::: Dataset
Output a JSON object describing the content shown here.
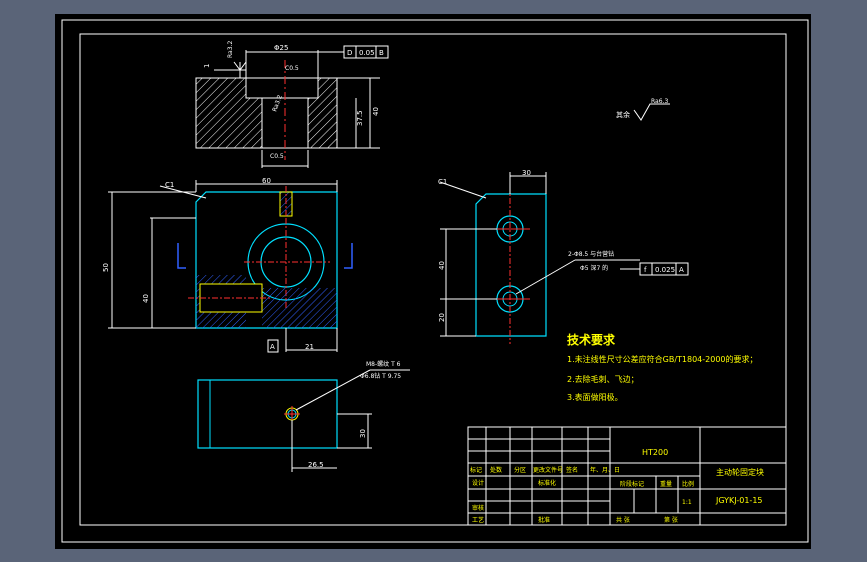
{
  "dims": {
    "top_width": "Φ25",
    "c05_a": "C0.5",
    "c05_b": "C0.5",
    "height_40": "40",
    "height_375": "37.5",
    "ra32_a": "Ra3.2",
    "ra32_b": "Ra3.2",
    "ra32_c": "Ra3.2",
    "c1_left": "C1",
    "front_width": "60",
    "front_height": "50",
    "front_40": "40",
    "front_21": "21",
    "bottom_30": "30",
    "bottom_265": "26.5",
    "side_30": "30",
    "side_40": "40",
    "side_20": "20",
    "c1_right": "C1",
    "label_1": "1",
    "label_A": "A"
  },
  "tolerance_top": {
    "symbol": "D",
    "value": "0.05",
    "ref": "B"
  },
  "tolerance_side": {
    "symbol": "f",
    "value": "0.025",
    "ref": "A"
  },
  "holes_note_1": "2-Φ8.5 与台营钻",
  "holes_note_2": "Φ5 深7 的",
  "thread_note_1": "M8-螺纹 T 6",
  "thread_note_2": "Φ6.8钻 T 9.75",
  "roughness_other": {
    "prefix": "其余",
    "value": "Ra6.3"
  },
  "requirements": {
    "title": "技术要求",
    "items": [
      "1.未注线性尺寸公差应符合GB/T1804-2000的要求；",
      "2.去除毛刺、飞边；",
      "3.表面做阳极。"
    ]
  },
  "title_block": {
    "material": "HT200",
    "part_name": "主动轮固定块",
    "drawing_no": "JGYKJ-01-15",
    "scale": "1:1",
    "hdr_mark": "标记",
    "hdr_count": "处数",
    "hdr_zone": "分区",
    "hdr_change": "更改文件号",
    "hdr_sign": "签名",
    "hdr_date": "年、月、日",
    "row_design": "设计",
    "row_standard": "标准化",
    "row_check": "审核",
    "row_process": "工艺",
    "row_approve": "批准",
    "stage_mark": "阶段标记",
    "weight": "重量",
    "scale_label": "比例",
    "sheets_total": "共 张",
    "sheet_no": "第 张"
  }
}
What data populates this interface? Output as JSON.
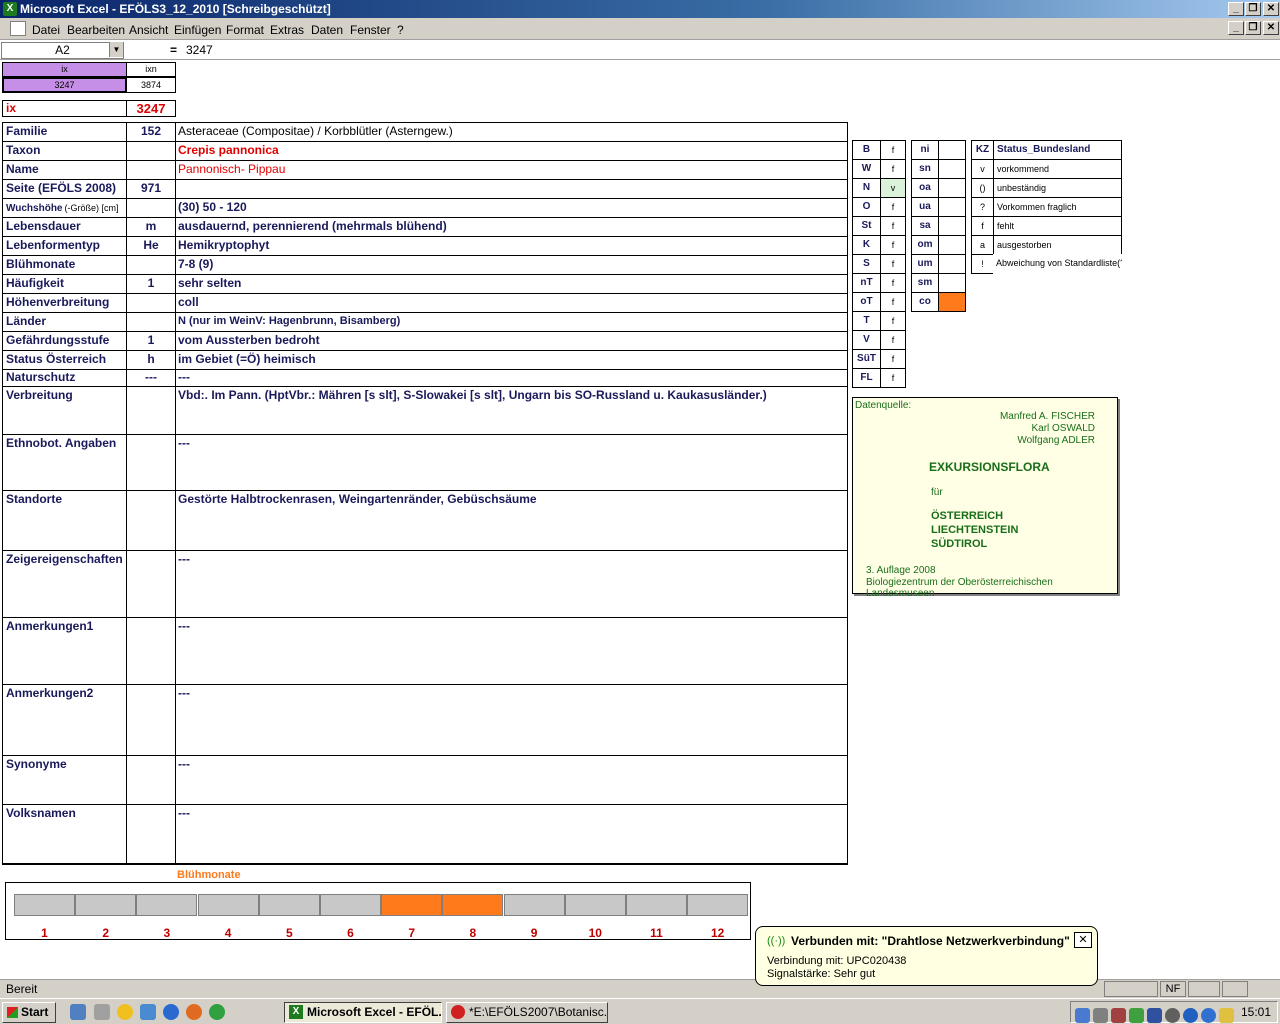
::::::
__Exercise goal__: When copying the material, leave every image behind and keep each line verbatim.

__Exercise result__:
Output a JSON object describing the content shown here.
{
  "dims": {
    "top_width": "Φ25",
    "c05_a": "C0.5",
    "c05_b": "C0.5",
    "height_40": "40",
    "height_375": "37.5",
    "ra32_a": "Ra3.2",
    "ra32_b": "Ra3.2",
    "ra32_c": "Ra3.2",
    "c1_left": "C1",
    "front_width": "60",
    "front_height": "50",
    "front_40": "40",
    "front_21": "21",
    "bottom_30": "30",
    "bottom_265": "26.5",
    "side_30": "30",
    "side_40": "40",
    "side_20": "20",
    "c1_right": "C1",
    "label_1": "1",
    "label_A": "A"
  },
  "tolerance_top": {
    "symbol": "D",
    "value": "0.05",
    "ref": "B"
  },
  "tolerance_side": {
    "symbol": "f",
    "value": "0.025",
    "ref": "A"
  },
  "holes_note_1": "2-Φ8.5 与台营钻",
  "holes_note_2": "Φ5 深7 的",
  "thread_note_1": "M8-螺纹 T 6",
  "thread_note_2": "Φ6.8钻 T 9.75",
  "roughness_other": {
    "prefix": "其余",
    "value": "Ra6.3"
  },
  "requirements": {
    "title": "技术要求",
    "items": [
      "1.未注线性尺寸公差应符合GB/T1804-2000的要求；",
      "2.去除毛刺、飞边；",
      "3.表面做阳极。"
    ]
  },
  "title_block": {
    "material": "HT200",
    "part_name": "主动轮固定块",
    "drawing_no": "JGYKJ-01-15",
    "scale": "1:1",
    "hdr_mark": "标记",
    "hdr_count": "处数",
    "hdr_zone": "分区",
    "hdr_change": "更改文件号",
    "hdr_sign": "签名",
    "hdr_date": "年、月、日",
    "row_design": "设计",
    "row_standard": "标准化",
    "row_check": "审核",
    "row_process": "工艺",
    "row_approve": "批准",
    "stage_mark": "阶段标记",
    "weight": "重量",
    "scale_label": "比例",
    "sheets_total": "共 张",
    "sheet_no": "第 张"
  }
}
What data populates this interface? Output as JSON.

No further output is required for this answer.